■ Your instructions
Would you set down the complete data below, exactly as shown?

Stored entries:
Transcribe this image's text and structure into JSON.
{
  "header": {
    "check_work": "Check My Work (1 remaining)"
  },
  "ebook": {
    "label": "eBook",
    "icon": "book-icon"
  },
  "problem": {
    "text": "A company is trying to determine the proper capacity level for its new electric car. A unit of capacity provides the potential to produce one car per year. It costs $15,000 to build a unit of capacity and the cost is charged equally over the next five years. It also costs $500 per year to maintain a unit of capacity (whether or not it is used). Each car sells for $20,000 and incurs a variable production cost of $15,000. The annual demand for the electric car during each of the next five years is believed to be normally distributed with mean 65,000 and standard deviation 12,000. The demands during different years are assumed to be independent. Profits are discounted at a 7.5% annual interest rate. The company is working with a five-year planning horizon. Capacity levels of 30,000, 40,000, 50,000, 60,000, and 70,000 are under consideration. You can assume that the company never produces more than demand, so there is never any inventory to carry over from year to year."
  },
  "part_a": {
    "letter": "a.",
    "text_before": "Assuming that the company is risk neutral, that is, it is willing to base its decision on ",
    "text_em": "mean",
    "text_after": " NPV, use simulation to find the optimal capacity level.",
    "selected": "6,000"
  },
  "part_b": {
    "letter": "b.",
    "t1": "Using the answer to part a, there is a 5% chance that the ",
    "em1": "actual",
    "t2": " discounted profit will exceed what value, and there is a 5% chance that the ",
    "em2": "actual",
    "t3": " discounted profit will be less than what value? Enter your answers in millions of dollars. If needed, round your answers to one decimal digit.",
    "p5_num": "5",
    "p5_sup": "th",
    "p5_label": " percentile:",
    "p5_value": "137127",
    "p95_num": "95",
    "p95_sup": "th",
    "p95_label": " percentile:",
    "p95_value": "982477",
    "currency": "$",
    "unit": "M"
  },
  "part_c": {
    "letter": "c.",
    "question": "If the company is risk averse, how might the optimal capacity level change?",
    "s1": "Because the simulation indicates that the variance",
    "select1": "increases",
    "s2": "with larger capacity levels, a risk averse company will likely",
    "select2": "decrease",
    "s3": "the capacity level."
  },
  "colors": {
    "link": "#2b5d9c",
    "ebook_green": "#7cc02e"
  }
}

■ Solved problem
Transcribe this image's text and structure into JSON.
{
  "header": {
    "check_work": "Check My Work (1 remaining)"
  },
  "ebook": {
    "label": "eBook",
    "icon": "book-icon"
  },
  "problem": {
    "text": "A company is trying to determine the proper capacity level for its new electric car. A unit of capacity provides the potential to produce one car per year. It costs $15,000 to build a unit of capacity and the cost is charged equally over the next five years. It also costs $500 per year to maintain a unit of capacity (whether or not it is used). Each car sells for $20,000 and incurs a variable production cost of $15,000. The annual demand for the electric car during each of the next five years is believed to be normally distributed with mean 65,000 and standard deviation 12,000. The demands during different years are assumed to be independent. Profits are discounted at a 7.5% annual interest rate. The company is working with a five-year planning horizon. Capacity levels of 30,000, 40,000, 50,000, 60,000, and 70,000 are under consideration. You can assume that the company never produces more than demand, so there is never any inventory to carry over from year to year."
  },
  "part_a": {
    "letter": "a.",
    "text_before": "Assuming that the company is risk neutral, that is, it is willing to base its decision on ",
    "text_em": "mean",
    "text_after": " NPV, use simulation to find the optimal capacity level.",
    "selected": "6,000"
  },
  "part_b": {
    "letter": "b.",
    "t1": "Using the answer to part a, there is a 5% chance that the ",
    "em1": "actual",
    "t2": " discounted profit will exceed what value, and there is a 5% chance that the ",
    "em2": "actual",
    "t3": " discounted profit will be less than what value? Enter your answers in millions of dollars. If needed, round your answers to one decimal digit.",
    "p5_num": "5",
    "p5_sup": "th",
    "p5_label": " percentile:",
    "p5_value": "137127",
    "p95_num": "95",
    "p95_sup": "th",
    "p95_label": " percentile:",
    "p95_value": "982477",
    "currency": "$",
    "unit": "M"
  },
  "part_c": {
    "letter": "c.",
    "question": "If the company is risk averse, how might the optimal capacity level change?",
    "s1": "Because the simulation indicates that the variance",
    "select1": "increases",
    "s2": "with larger capacity levels, a risk averse company will likely",
    "select2": "decrease",
    "s3": "the capacity level."
  },
  "colors": {
    "link": "#2b5d9c",
    "ebook_green": "#7cc02e"
  }
}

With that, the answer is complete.